[ACTIVITY] Every line of the data is to be reproduced exactly.

>>>

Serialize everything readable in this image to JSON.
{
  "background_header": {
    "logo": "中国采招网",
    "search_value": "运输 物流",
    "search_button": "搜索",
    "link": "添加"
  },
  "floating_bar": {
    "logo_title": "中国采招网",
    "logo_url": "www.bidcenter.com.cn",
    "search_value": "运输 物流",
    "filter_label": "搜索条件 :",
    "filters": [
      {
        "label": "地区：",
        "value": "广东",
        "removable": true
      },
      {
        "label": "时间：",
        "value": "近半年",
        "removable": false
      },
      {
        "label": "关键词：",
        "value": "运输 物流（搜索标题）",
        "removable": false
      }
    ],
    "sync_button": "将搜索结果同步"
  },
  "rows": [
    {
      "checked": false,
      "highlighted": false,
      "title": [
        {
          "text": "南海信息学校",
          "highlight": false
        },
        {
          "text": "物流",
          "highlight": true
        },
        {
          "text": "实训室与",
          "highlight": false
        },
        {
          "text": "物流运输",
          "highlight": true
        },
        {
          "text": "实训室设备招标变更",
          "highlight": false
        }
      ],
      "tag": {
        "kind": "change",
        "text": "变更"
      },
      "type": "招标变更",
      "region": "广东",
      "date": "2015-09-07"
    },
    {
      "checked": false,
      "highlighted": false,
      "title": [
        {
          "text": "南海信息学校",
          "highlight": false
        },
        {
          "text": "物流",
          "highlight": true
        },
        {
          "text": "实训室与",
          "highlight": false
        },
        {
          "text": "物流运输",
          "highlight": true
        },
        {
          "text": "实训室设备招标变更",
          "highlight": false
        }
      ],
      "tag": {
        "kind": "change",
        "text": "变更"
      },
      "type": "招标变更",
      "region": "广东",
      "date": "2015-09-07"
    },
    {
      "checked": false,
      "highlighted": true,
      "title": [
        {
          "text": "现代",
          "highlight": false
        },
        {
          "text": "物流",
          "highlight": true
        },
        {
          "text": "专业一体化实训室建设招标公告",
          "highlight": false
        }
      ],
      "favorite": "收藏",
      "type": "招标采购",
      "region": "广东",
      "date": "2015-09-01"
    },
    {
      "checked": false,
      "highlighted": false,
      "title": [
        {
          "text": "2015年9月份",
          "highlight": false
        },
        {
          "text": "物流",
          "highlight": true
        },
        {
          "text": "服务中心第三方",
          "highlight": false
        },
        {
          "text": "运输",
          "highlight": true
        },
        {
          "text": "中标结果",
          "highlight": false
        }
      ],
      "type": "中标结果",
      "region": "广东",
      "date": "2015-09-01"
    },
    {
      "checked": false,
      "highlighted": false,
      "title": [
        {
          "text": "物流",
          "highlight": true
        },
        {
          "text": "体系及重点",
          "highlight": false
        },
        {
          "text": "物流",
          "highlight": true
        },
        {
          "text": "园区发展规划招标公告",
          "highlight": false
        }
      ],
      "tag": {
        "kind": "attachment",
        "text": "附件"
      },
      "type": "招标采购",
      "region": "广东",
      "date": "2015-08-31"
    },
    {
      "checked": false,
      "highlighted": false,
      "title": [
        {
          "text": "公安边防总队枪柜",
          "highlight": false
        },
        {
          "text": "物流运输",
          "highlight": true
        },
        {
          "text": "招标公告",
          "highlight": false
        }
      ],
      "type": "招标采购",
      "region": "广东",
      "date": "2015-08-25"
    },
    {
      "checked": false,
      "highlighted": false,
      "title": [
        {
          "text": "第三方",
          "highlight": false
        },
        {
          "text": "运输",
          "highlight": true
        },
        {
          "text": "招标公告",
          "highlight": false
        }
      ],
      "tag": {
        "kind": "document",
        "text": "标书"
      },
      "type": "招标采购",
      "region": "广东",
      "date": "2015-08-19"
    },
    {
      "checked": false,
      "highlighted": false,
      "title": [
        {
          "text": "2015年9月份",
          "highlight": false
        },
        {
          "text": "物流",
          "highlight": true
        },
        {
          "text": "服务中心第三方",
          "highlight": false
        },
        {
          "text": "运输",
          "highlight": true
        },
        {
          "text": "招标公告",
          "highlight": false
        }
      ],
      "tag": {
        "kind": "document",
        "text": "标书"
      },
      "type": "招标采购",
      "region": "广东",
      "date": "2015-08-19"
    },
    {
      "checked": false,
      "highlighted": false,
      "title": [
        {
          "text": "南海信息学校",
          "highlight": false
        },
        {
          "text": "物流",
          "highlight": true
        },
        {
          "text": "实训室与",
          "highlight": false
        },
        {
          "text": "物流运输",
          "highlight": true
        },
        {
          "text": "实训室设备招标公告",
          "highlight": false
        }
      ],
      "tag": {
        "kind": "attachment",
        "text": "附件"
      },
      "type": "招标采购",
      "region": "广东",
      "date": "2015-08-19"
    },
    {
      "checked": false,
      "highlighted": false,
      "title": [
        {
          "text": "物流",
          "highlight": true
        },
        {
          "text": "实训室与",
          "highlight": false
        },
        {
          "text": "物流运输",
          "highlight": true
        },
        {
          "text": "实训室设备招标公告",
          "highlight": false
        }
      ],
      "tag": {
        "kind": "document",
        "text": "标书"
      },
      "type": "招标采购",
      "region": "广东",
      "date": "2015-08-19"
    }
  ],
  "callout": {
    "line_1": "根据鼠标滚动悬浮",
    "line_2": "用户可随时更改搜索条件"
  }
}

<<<

[RESULT FOR THIS TASK]
Serialize everything readable in this image to JSON.
{
  "background_header": {
    "logo": "中国采招网",
    "search_value": "运输 物流",
    "search_button": "搜索",
    "link": "添加"
  },
  "floating_bar": {
    "logo_title": "中国采招网",
    "logo_url": "www.bidcenter.com.cn",
    "search_value": "运输 物流",
    "filter_label": "搜索条件 :",
    "filters": [
      {
        "label": "地区：",
        "value": "广东",
        "removable": true
      },
      {
        "label": "时间：",
        "value": "近半年",
        "removable": false
      },
      {
        "label": "关键词：",
        "value": "运输 物流（搜索标题）",
        "removable": false
      }
    ],
    "sync_button": "将搜索结果同步"
  },
  "rows": [
    {
      "checked": false,
      "highlighted": false,
      "title": [
        {
          "text": "南海信息学校",
          "highlight": false
        },
        {
          "text": "物流",
          "highlight": true
        },
        {
          "text": "实训室与",
          "highlight": false
        },
        {
          "text": "物流运输",
          "highlight": true
        },
        {
          "text": "实训室设备招标变更",
          "highlight": false
        }
      ],
      "tag": {
        "kind": "change",
        "text": "变更"
      },
      "type": "招标变更",
      "region": "广东",
      "date": "2015-09-07"
    },
    {
      "checked": false,
      "highlighted": false,
      "title": [
        {
          "text": "南海信息学校",
          "highlight": false
        },
        {
          "text": "物流",
          "highlight": true
        },
        {
          "text": "实训室与",
          "highlight": false
        },
        {
          "text": "物流运输",
          "highlight": true
        },
        {
          "text": "实训室设备招标变更",
          "highlight": false
        }
      ],
      "tag": {
        "kind": "change",
        "text": "变更"
      },
      "type": "招标变更",
      "region": "广东",
      "date": "2015-09-07"
    },
    {
      "checked": false,
      "highlighted": true,
      "title": [
        {
          "text": "现代",
          "highlight": false
        },
        {
          "text": "物流",
          "highlight": true
        },
        {
          "text": "专业一体化实训室建设招标公告",
          "highlight": false
        }
      ],
      "favorite": "收藏",
      "type": "招标采购",
      "region": "广东",
      "date": "2015-09-01"
    },
    {
      "checked": false,
      "highlighted": false,
      "title": [
        {
          "text": "2015年9月份",
          "highlight": false
        },
        {
          "text": "物流",
          "highlight": true
        },
        {
          "text": "服务中心第三方",
          "highlight": false
        },
        {
          "text": "运输",
          "highlight": true
        },
        {
          "text": "中标结果",
          "highlight": false
        }
      ],
      "type": "中标结果",
      "region": "广东",
      "date": "2015-09-01"
    },
    {
      "checked": false,
      "highlighted": false,
      "title": [
        {
          "text": "物流",
          "highlight": true
        },
        {
          "text": "体系及重点",
          "highlight": false
        },
        {
          "text": "物流",
          "highlight": true
        },
        {
          "text": "园区发展规划招标公告",
          "highlight": false
        }
      ],
      "tag": {
        "kind": "attachment",
        "text": "附件"
      },
      "type": "招标采购",
      "region": "广东",
      "date": "2015-08-31"
    },
    {
      "checked": false,
      "highlighted": false,
      "title": [
        {
          "text": "公安边防总队枪柜",
          "highlight": false
        },
        {
          "text": "物流运输",
          "highlight": true
        },
        {
          "text": "招标公告",
          "highlight": false
        }
      ],
      "type": "招标采购",
      "region": "广东",
      "date": "2015-08-25"
    },
    {
      "checked": false,
      "highlighted": false,
      "title": [
        {
          "text": "第三方",
          "highlight": false
        },
        {
          "text": "运输",
          "highlight": true
        },
        {
          "text": "招标公告",
          "highlight": false
        }
      ],
      "tag": {
        "kind": "document",
        "text": "标书"
      },
      "type": "招标采购",
      "region": "广东",
      "date": "2015-08-19"
    },
    {
      "checked": false,
      "highlighted": false,
      "title": [
        {
          "text": "2015年9月份",
          "highlight": false
        },
        {
          "text": "物流",
          "highlight": true
        },
        {
          "text": "服务中心第三方",
          "highlight": false
        },
        {
          "text": "运输",
          "highlight": true
        },
        {
          "text": "招标公告",
          "highlight": false
        }
      ],
      "tag": {
        "kind": "document",
        "text": "标书"
      },
      "type": "招标采购",
      "region": "广东",
      "date": "2015-08-19"
    },
    {
      "checked": false,
      "highlighted": false,
      "title": [
        {
          "text": "南海信息学校",
          "highlight": false
        },
        {
          "text": "物流",
          "highlight": true
        },
        {
          "text": "实训室与",
          "highlight": false
        },
        {
          "text": "物流运输",
          "highlight": true
        },
        {
          "text": "实训室设备招标公告",
          "highlight": false
        }
      ],
      "tag": {
        "kind": "attachment",
        "text": "附件"
      },
      "type": "招标采购",
      "region": "广东",
      "date": "2015-08-19"
    },
    {
      "checked": false,
      "highlighted": false,
      "title": [
        {
          "text": "物流",
          "highlight": true
        },
        {
          "text": "实训室与",
          "highlight": false
        },
        {
          "text": "物流运输",
          "highlight": true
        },
        {
          "text": "实训室设备招标公告",
          "highlight": false
        }
      ],
      "tag": {
        "kind": "document",
        "text": "标书"
      },
      "type": "招标采购",
      "region": "广东",
      "date": "2015-08-19"
    }
  ],
  "callout": {
    "line_1": "根据鼠标滚动悬浮",
    "line_2": "用户可随时更改搜索条件"
  }
}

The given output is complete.